“Georgia will decide whether our children will grow up under an oppressive government or whether America will remain the land of the free,” she said Monday at a rally for Republican Senators David Perdue and Kelly Loeffler.
Trump added, “With your help, your voice and critically your vote, Georgiaâ€”Georgia will save America.”
All eyes are on the Peach State, as the runoff races will determine which party has majority control of the Senate. Loeffler and Perdue will face Democrats Raphael Warnock and Jon Ossoff on January 5.
Republicans are now set to control at least 50 seats in the upper chamber, while Democrats will have 46 seats. Two independent senators caucus with the Democrats, bringing their total vote power to 48.
If Perdue and Loeffler hang on to their seats, Republicans will have a majority, with 52 seats. But if they’re defeated, control of the chamber will be split 50-50, and Democratic Vice President-elect Kamala Harris would be responsible for casting any tiebreaking votes.
In her speech Monday, Trump said the election of Loeffler and Perdue is essential to “keep our economy going, to keep delivering on the president’s plans and to keep our schools open.”
More than 1.4 million residents have already cast their ballots in the two races, according to data from the election website Georgia Votes. In-person early voting in Georgia started on December 14 and will continue until December 31 in some counties.

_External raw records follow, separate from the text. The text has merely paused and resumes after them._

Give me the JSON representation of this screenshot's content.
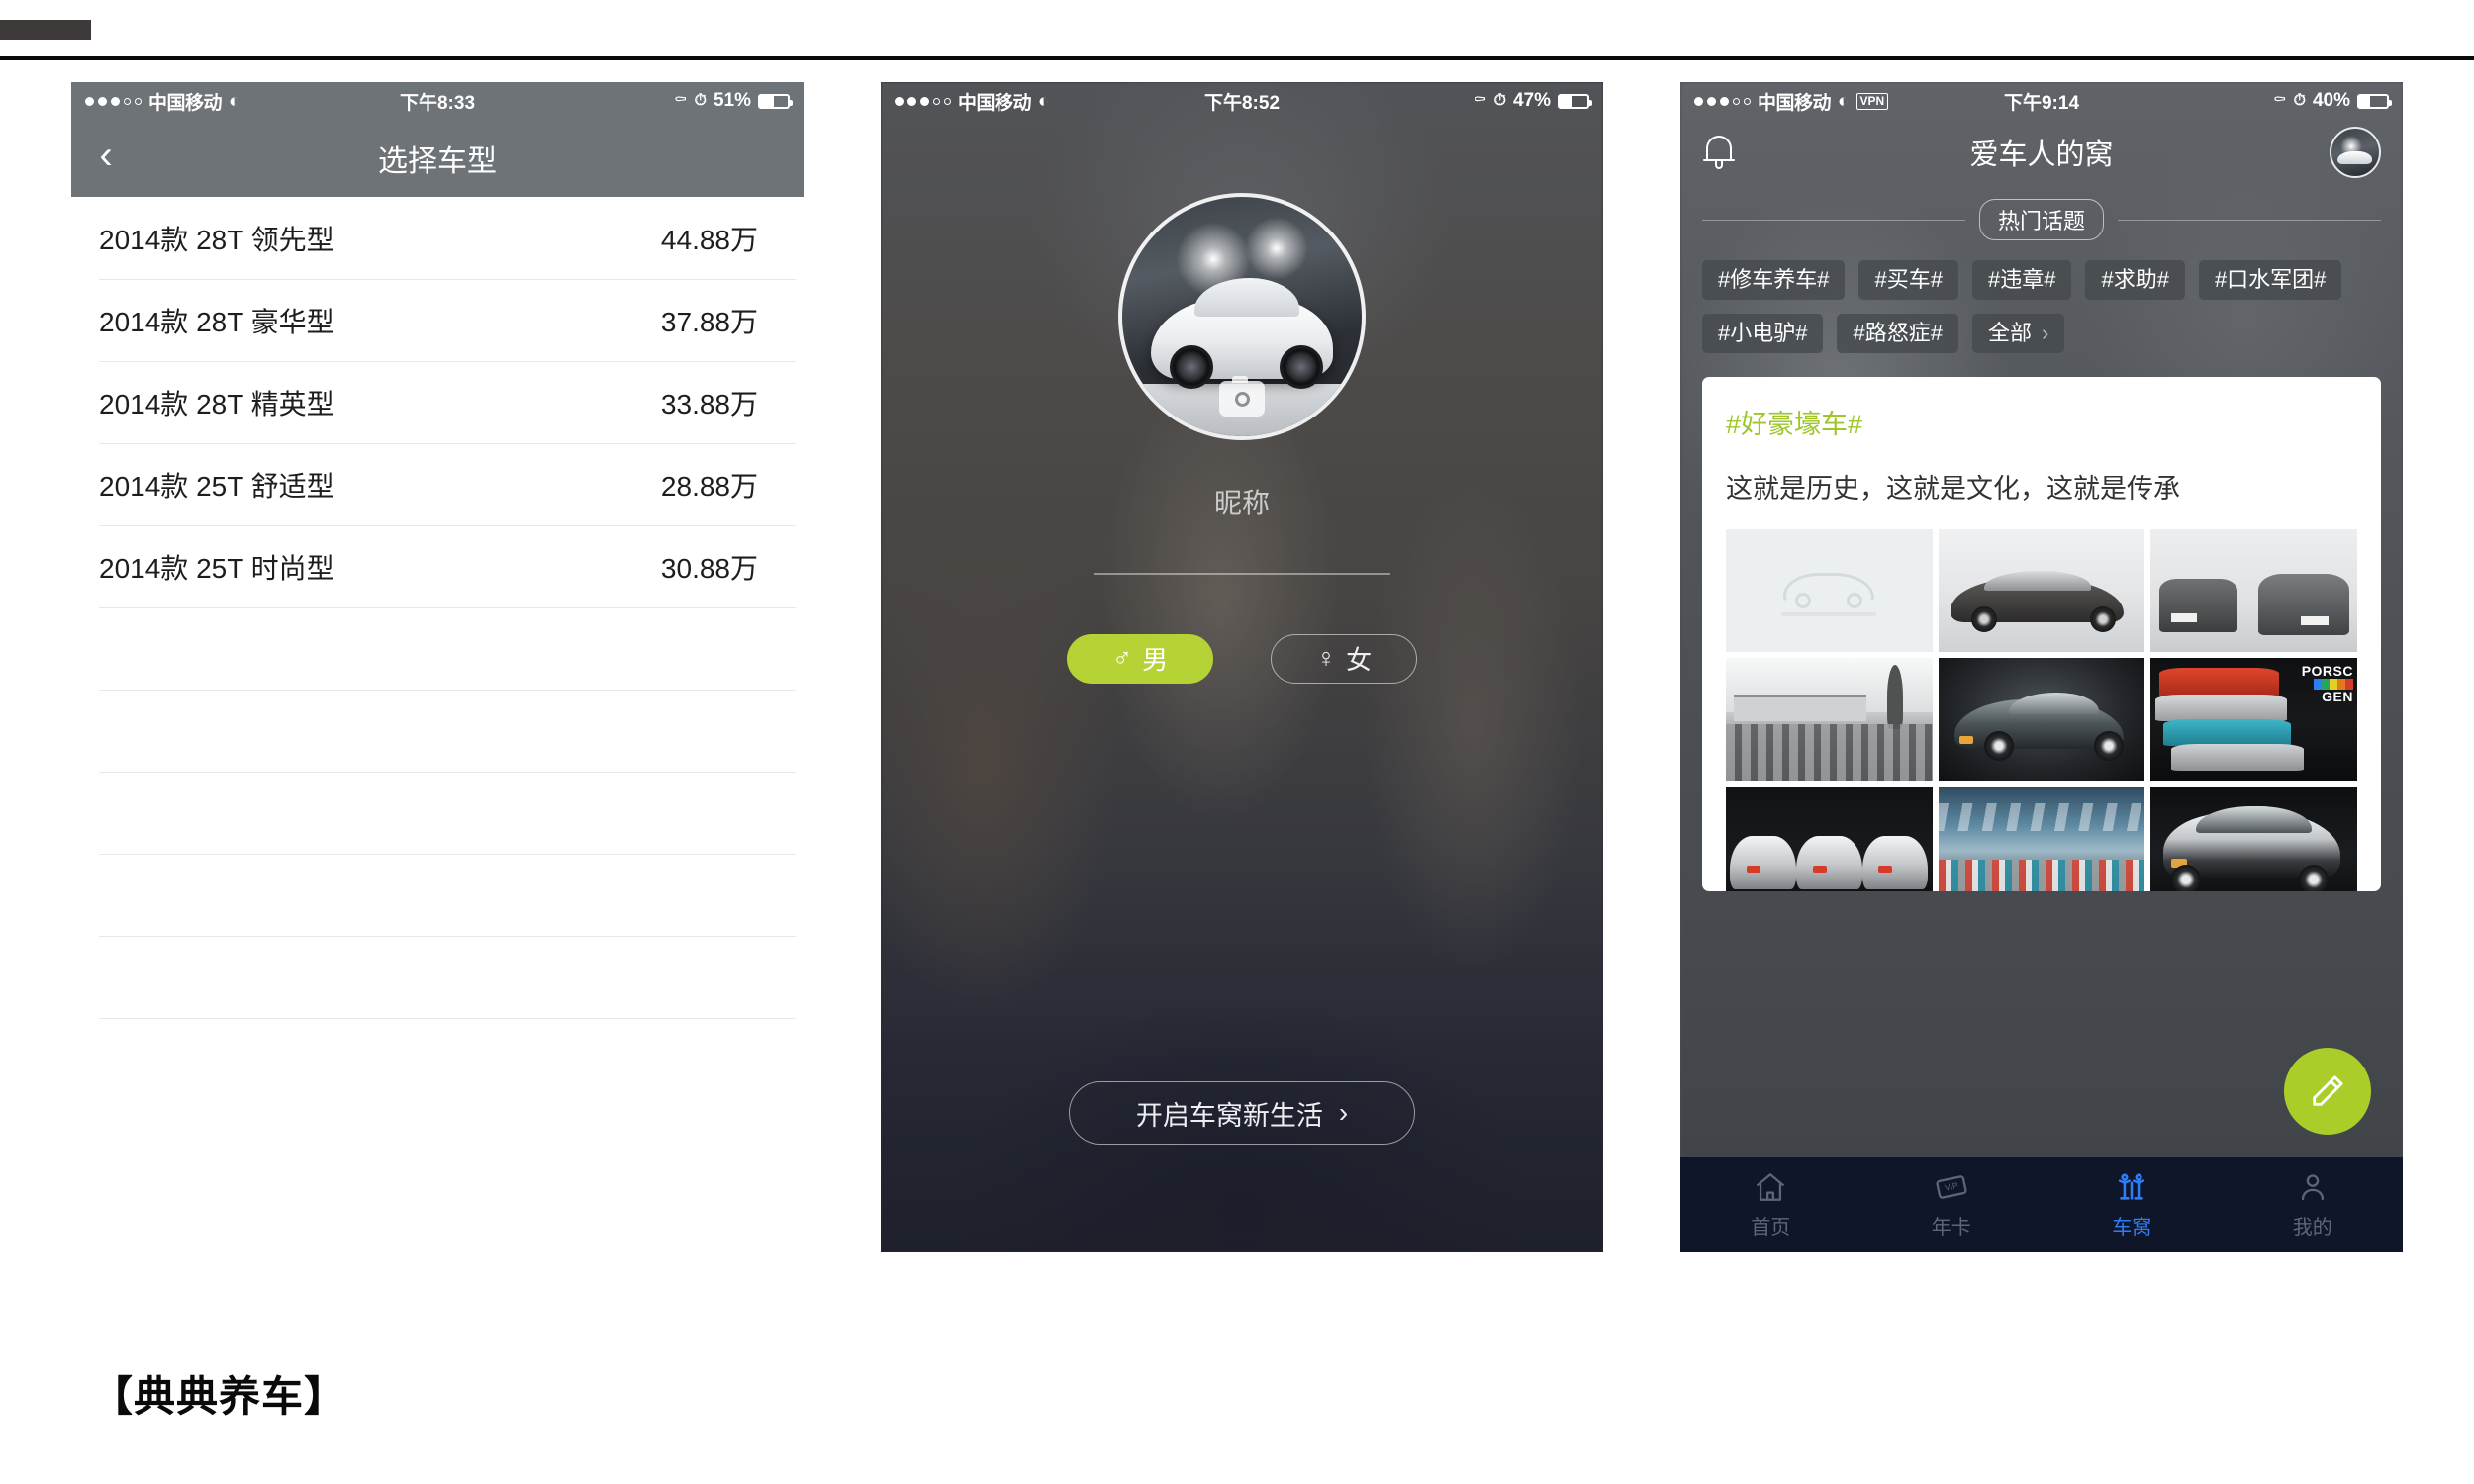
{
  "caption": "【典典养车】",
  "phone1": {
    "status": {
      "carrier": "中国移动",
      "signal_dots": "●●●○○",
      "wifi_icon": "wifi-icon",
      "time": "下午8:33",
      "lock_icon": "rotation-lock-icon",
      "alarm_icon": "alarm-icon",
      "battery_pct": "51%"
    },
    "nav": {
      "back_icon": "chevron-left-icon",
      "title": "选择车型"
    },
    "list": {
      "rows": [
        {
          "name": "2014款 28T 领先型",
          "price": "44.88万"
        },
        {
          "name": "2014款 28T 豪华型",
          "price": "37.88万"
        },
        {
          "name": "2014款 28T 精英型",
          "price": "33.88万"
        },
        {
          "name": "2014款 25T 舒适型",
          "price": "28.88万"
        },
        {
          "name": "2014款 25T 时尚型",
          "price": "30.88万"
        }
      ],
      "empty_row_count": 6
    }
  },
  "phone2": {
    "status": {
      "carrier": "中国移动",
      "time": "下午8:52",
      "battery_pct": "47%"
    },
    "avatar": {
      "name": "user-avatar",
      "camera_icon": "camera-icon"
    },
    "nickname_placeholder": "昵称",
    "gender": {
      "male": {
        "label": "男",
        "symbol": "♂",
        "selected": true
      },
      "female": {
        "label": "女",
        "symbol": "♀",
        "selected": false
      },
      "selected_color": "#b5d334"
    },
    "cta": {
      "label": "开启车窝新生活",
      "chevron": "›"
    }
  },
  "phone3": {
    "status": {
      "carrier": "中国移动",
      "vpn": "VPN",
      "time": "下午9:14",
      "battery_pct": "40%"
    },
    "nav": {
      "bell_icon": "bell-icon",
      "title": "爱车人的窝",
      "avatar_icon": "user-avatar"
    },
    "hot_topics_label": "热门话题",
    "tags": [
      "#修车养车#",
      "#买车#",
      "#违章#",
      "#求助#",
      "#口水军团#",
      "#小电驴#",
      "#路怒症#"
    ],
    "tags_more": {
      "label": "全部",
      "chevron": "›"
    },
    "card": {
      "topic": "#好豪壕车#",
      "topic_color": "#9ec62a",
      "text": "这就是历史，这就是文化，这就是传承",
      "images": [
        {
          "name": "image-placeholder",
          "kind": "placeholder"
        },
        {
          "name": "classic-porsche-911-side",
          "kind": "photo"
        },
        {
          "name": "porsche-911-rear-pair",
          "kind": "photo"
        },
        {
          "name": "vintage-porsche-lot",
          "kind": "photo"
        },
        {
          "name": "porsche-930-turbo-dark",
          "kind": "photo"
        },
        {
          "name": "porsche-generations-stack",
          "kind": "photo",
          "watermark_line1": "PORSC",
          "watermark_line2": "GEN"
        },
        {
          "name": "porsche-996-row-silver",
          "kind": "photo"
        },
        {
          "name": "porsche-lineup-beach-sky",
          "kind": "photo"
        },
        {
          "name": "porsche-993-turbo-rear",
          "kind": "photo"
        }
      ]
    },
    "fab": {
      "icon": "compose-pencil-icon",
      "color": "#aacd2a"
    },
    "tabs": [
      {
        "label": "首页",
        "icon": "home-icon",
        "active": false
      },
      {
        "label": "年卡",
        "icon": "vip-card-icon",
        "active": false
      },
      {
        "label": "车窝",
        "icon": "community-people-icon",
        "active": true
      },
      {
        "label": "我的",
        "icon": "person-icon",
        "active": false
      }
    ],
    "active_tab_color": "#2f7df6"
  }
}
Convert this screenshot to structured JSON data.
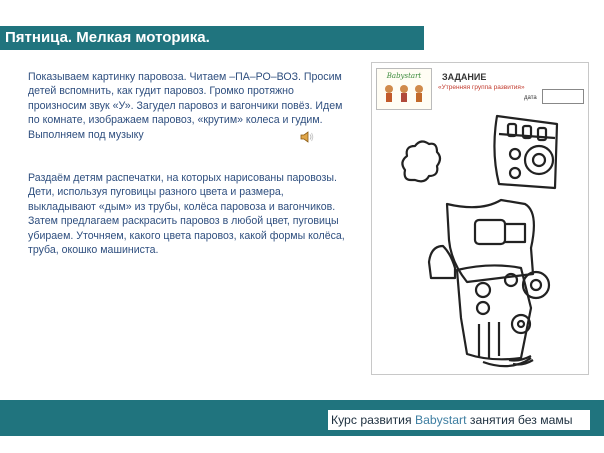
{
  "header": {
    "title": "Пятница. Мелкая моторика."
  },
  "content": {
    "paragraph_1": "Показываем картинку паровоза. Читаем –ПА–РО–ВОЗ. Просим детей вспомнить, как гудит паровоз. Громко протяжно произносим звук «У». Загудел паровоз и вагончики повёз. Идем по комнате, изображаем паровоз, «крутим» колеса и гудим. Выполняем под музыку",
    "paragraph_2": "Раздаём детям распечатки, на которых нарисованы паровозы. Дети, используя пуговицы разного цвета и размера, выкладывают «дым» из трубы, колёса паровоза и вагончиков. Затем предлагаем раскрасить паровоз в любой цвет, пуговицы убираем. Уточняем, какого цвета паровоз, какой формы колёса, труба, окошко машиниста."
  },
  "worksheet": {
    "task_title": "ЗАДАНИЕ",
    "subtitle": "«Утренняя группа развития»",
    "date_label": "дата",
    "logo_text": "Babystart"
  },
  "footer": {
    "course_prefix": "Курс развития ",
    "course_brand": "Babystart",
    "course_suffix": " занятия без мамы"
  },
  "colors": {
    "bar": "#20747e",
    "text": "#2f4f7f"
  },
  "icons": {
    "speaker": "speaker-icon"
  }
}
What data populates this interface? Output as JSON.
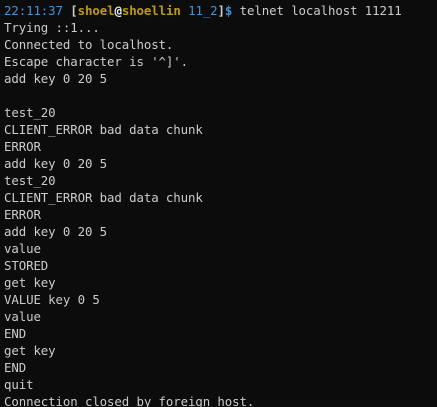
{
  "prompt": {
    "time": "22:11:37",
    "open_bracket": "[",
    "user": "shoel",
    "at": "@",
    "host": "shoellin",
    "cwd": "11_2",
    "close_bracket": "]",
    "dollar": "$",
    "command": "telnet localhost 11211"
  },
  "output_lines": [
    "Trying ::1...",
    "Connected to localhost.",
    "Escape character is '^]'.",
    "add key 0 20 5",
    "",
    "test_20",
    "CLIENT_ERROR bad data chunk",
    "ERROR",
    "add key 0 20 5",
    "test_20",
    "CLIENT_ERROR bad data chunk",
    "ERROR",
    "add key 0 20 5",
    "value",
    "STORED",
    "get key",
    "VALUE key 0 5",
    "value",
    "END",
    "get key",
    "END",
    "quit",
    "Connection closed by foreign host."
  ],
  "colors": {
    "background": "#0c0c0c",
    "foreground": "#cccccc",
    "time": "#3a96dd",
    "user_host": "#c19c00",
    "cwd": "#3a96dd",
    "dollar": "#3a96dd"
  }
}
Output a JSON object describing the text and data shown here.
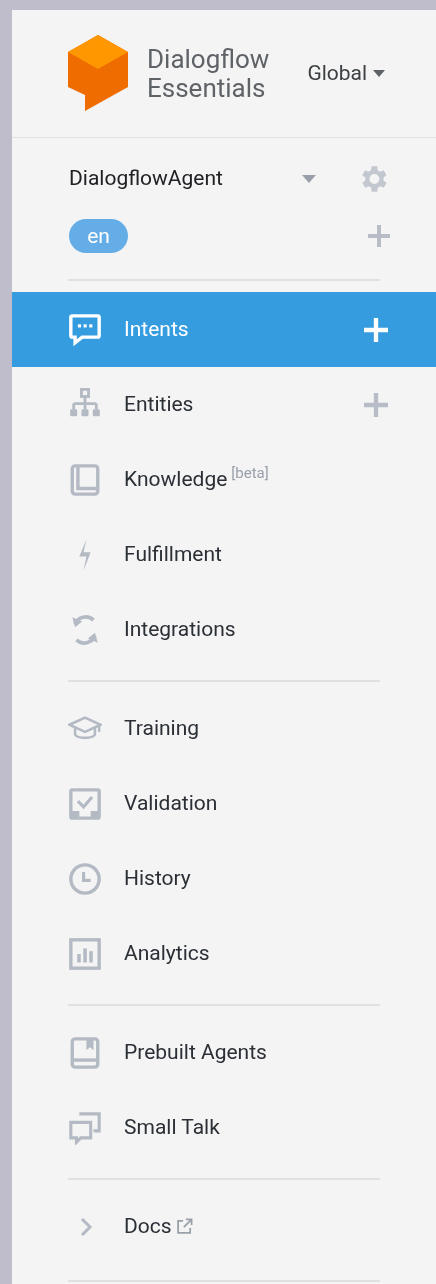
{
  "header": {
    "product_name_line_1": "Dialogflow",
    "product_name_line_2": "Essentials",
    "region": "Global"
  },
  "agent": {
    "name": "DialogflowAgent",
    "languages": [
      {
        "label": "en",
        "selected": true
      }
    ]
  },
  "nav_sections": [
    [
      {
        "kind": "page",
        "label": "Intents",
        "selected": true,
        "add": true
      },
      {
        "kind": "page",
        "label": "Entities",
        "selected": false,
        "add": true
      },
      {
        "kind": "page",
        "label": "Knowledge",
        "badge": "[beta]",
        "selected": false
      },
      {
        "kind": "page",
        "label": "Fulfillment",
        "selected": false
      },
      {
        "kind": "page",
        "label": "Integrations",
        "selected": false
      }
    ],
    [
      {
        "kind": "page",
        "label": "Training",
        "selected": false
      },
      {
        "kind": "page",
        "label": "Validation",
        "selected": false
      },
      {
        "kind": "page",
        "label": "History",
        "selected": false
      },
      {
        "kind": "page",
        "label": "Analytics",
        "selected": false
      }
    ],
    [
      {
        "kind": "page",
        "label": "Prebuilt Agents",
        "selected": false
      },
      {
        "kind": "page",
        "label": "Small Talk",
        "selected": false
      }
    ],
    [
      {
        "kind": "link",
        "label": "Docs",
        "selected": false
      }
    ]
  ]
}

The latest polling showed the Republican incumbents gaining ground on Ossoff and Warnock. A survey conducted last week by the Trafalgar Group found Loeffler with a 6-point advantage and Perdue a 2-point lead among likely voters.
In her pitch to voters on Monday, Loeffler described Perdue and herself as “political outsiders” and businesspeople while criticizing her Democratic opponents as “radical candidates.”
“We’re going to show America this is a red state,” Loeffler said, “and we’re going to keep fighting for President Trump every single day.”
Newsweek reached out to the Warnock and Ossoff campaigns for comment but did not hear back in time for publication.
Harris was also in Georgia on Monday, to stump for Ossoff and Warnock. During a drive-in rally in Columbus, the next vice president highlighted the national implications of the runoff outcomes.
“Let’s get this done,” Harris said. “I’m not here to tell you what is in your best interest. I am here to say that the decision you make, the work that you put into it, will impact people who you may never meet, people who may never know your name. But because of what you have done and are prepared to do, their lives will forever be better.”